DIRECTIONS —
Would you restate the entries below word for word, leaving out the images?

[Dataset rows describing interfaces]
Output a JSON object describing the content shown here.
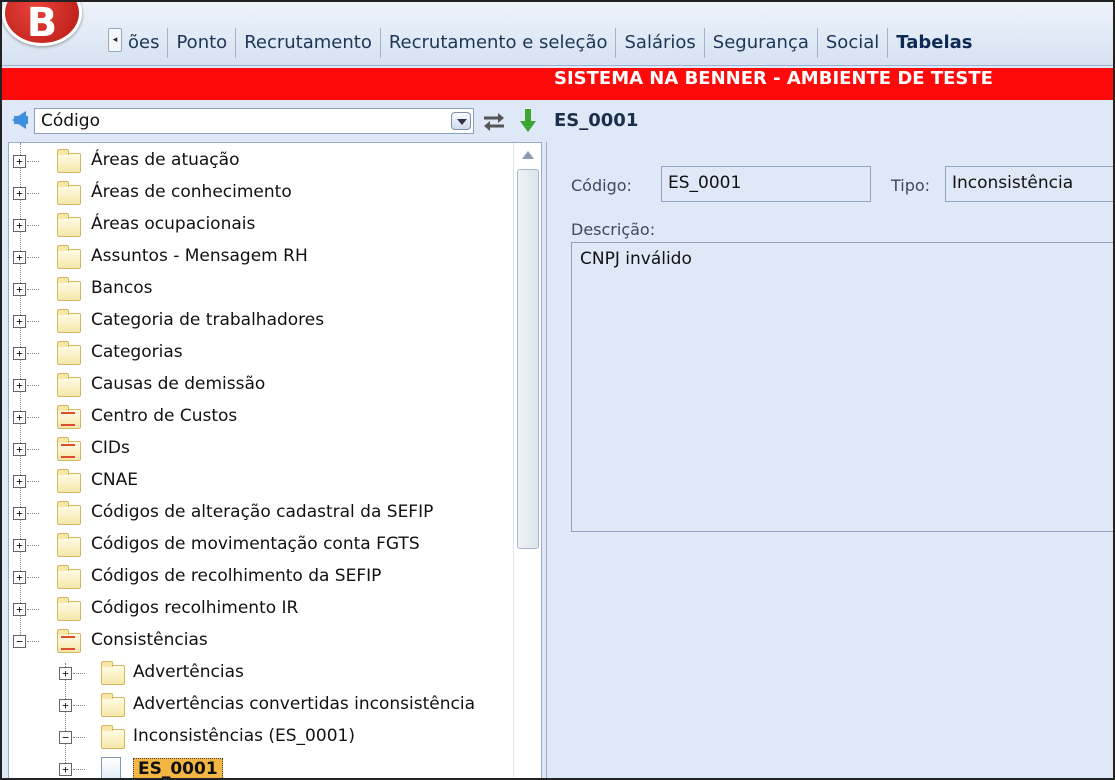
{
  "menu": {
    "items": [
      {
        "label": "ões"
      },
      {
        "label": "Ponto"
      },
      {
        "label": "Recrutamento"
      },
      {
        "label": "Recrutamento e seleção"
      },
      {
        "label": "Salários"
      },
      {
        "label": "Segurança"
      },
      {
        "label": "Social"
      },
      {
        "label": "Tabelas"
      }
    ],
    "logo_letter": "B"
  },
  "banner": {
    "text": "SISTEMA NA BENNER - AMBIENTE DE TESTE",
    "color": "#ff0a0a"
  },
  "toolbar": {
    "combo_value": "Código",
    "record_title": "ES_0001"
  },
  "tree": {
    "items": [
      {
        "label": "Áreas de atuação"
      },
      {
        "label": "Áreas de conhecimento"
      },
      {
        "label": "Áreas ocupacionais"
      },
      {
        "label": "Assuntos - Mensagem RH"
      },
      {
        "label": "Bancos"
      },
      {
        "label": "Categoria de trabalhadores"
      },
      {
        "label": "Categorias"
      },
      {
        "label": "Causas de demissão"
      },
      {
        "label": "Centro de Custos"
      },
      {
        "label": "CIDs"
      },
      {
        "label": "CNAE"
      },
      {
        "label": "Códigos de alteração cadastral da SEFIP"
      },
      {
        "label": "Códigos de movimentação conta FGTS"
      },
      {
        "label": "Códigos de recolhimento da SEFIP"
      },
      {
        "label": "Códigos recolhimento IR"
      },
      {
        "label": "Consistências"
      }
    ],
    "children": [
      {
        "label": "Advertências"
      },
      {
        "label": "Advertências convertidas inconsistência"
      },
      {
        "label": "Inconsistências (ES_0001)"
      }
    ],
    "selected": {
      "label": "ES_0001"
    }
  },
  "form": {
    "codigo_label": "Código:",
    "codigo_value": "ES_0001",
    "tipo_label": "Tipo:",
    "tipo_value": "Inconsistência",
    "descricao_label": "Descrição:",
    "descricao_value": "CNPJ inválido"
  }
}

EXERCISE OUTPUT —
Output a JSON object describing the content shown here.
{
  "menu": {
    "items": [
      {
        "label": "ões"
      },
      {
        "label": "Ponto"
      },
      {
        "label": "Recrutamento"
      },
      {
        "label": "Recrutamento e seleção"
      },
      {
        "label": "Salários"
      },
      {
        "label": "Segurança"
      },
      {
        "label": "Social"
      },
      {
        "label": "Tabelas"
      }
    ],
    "logo_letter": "B"
  },
  "banner": {
    "text": "SISTEMA NA BENNER - AMBIENTE DE TESTE",
    "color": "#ff0a0a"
  },
  "toolbar": {
    "combo_value": "Código",
    "record_title": "ES_0001"
  },
  "tree": {
    "items": [
      {
        "label": "Áreas de atuação"
      },
      {
        "label": "Áreas de conhecimento"
      },
      {
        "label": "Áreas ocupacionais"
      },
      {
        "label": "Assuntos - Mensagem RH"
      },
      {
        "label": "Bancos"
      },
      {
        "label": "Categoria de trabalhadores"
      },
      {
        "label": "Categorias"
      },
      {
        "label": "Causas de demissão"
      },
      {
        "label": "Centro de Custos"
      },
      {
        "label": "CIDs"
      },
      {
        "label": "CNAE"
      },
      {
        "label": "Códigos de alteração cadastral da SEFIP"
      },
      {
        "label": "Códigos de movimentação conta FGTS"
      },
      {
        "label": "Códigos de recolhimento da SEFIP"
      },
      {
        "label": "Códigos recolhimento IR"
      },
      {
        "label": "Consistências"
      }
    ],
    "children": [
      {
        "label": "Advertências"
      },
      {
        "label": "Advertências convertidas inconsistência"
      },
      {
        "label": "Inconsistências (ES_0001)"
      }
    ],
    "selected": {
      "label": "ES_0001"
    }
  },
  "form": {
    "codigo_label": "Código:",
    "codigo_value": "ES_0001",
    "tipo_label": "Tipo:",
    "tipo_value": "Inconsistência",
    "descricao_label": "Descrição:",
    "descricao_value": "CNPJ inválido"
  }
}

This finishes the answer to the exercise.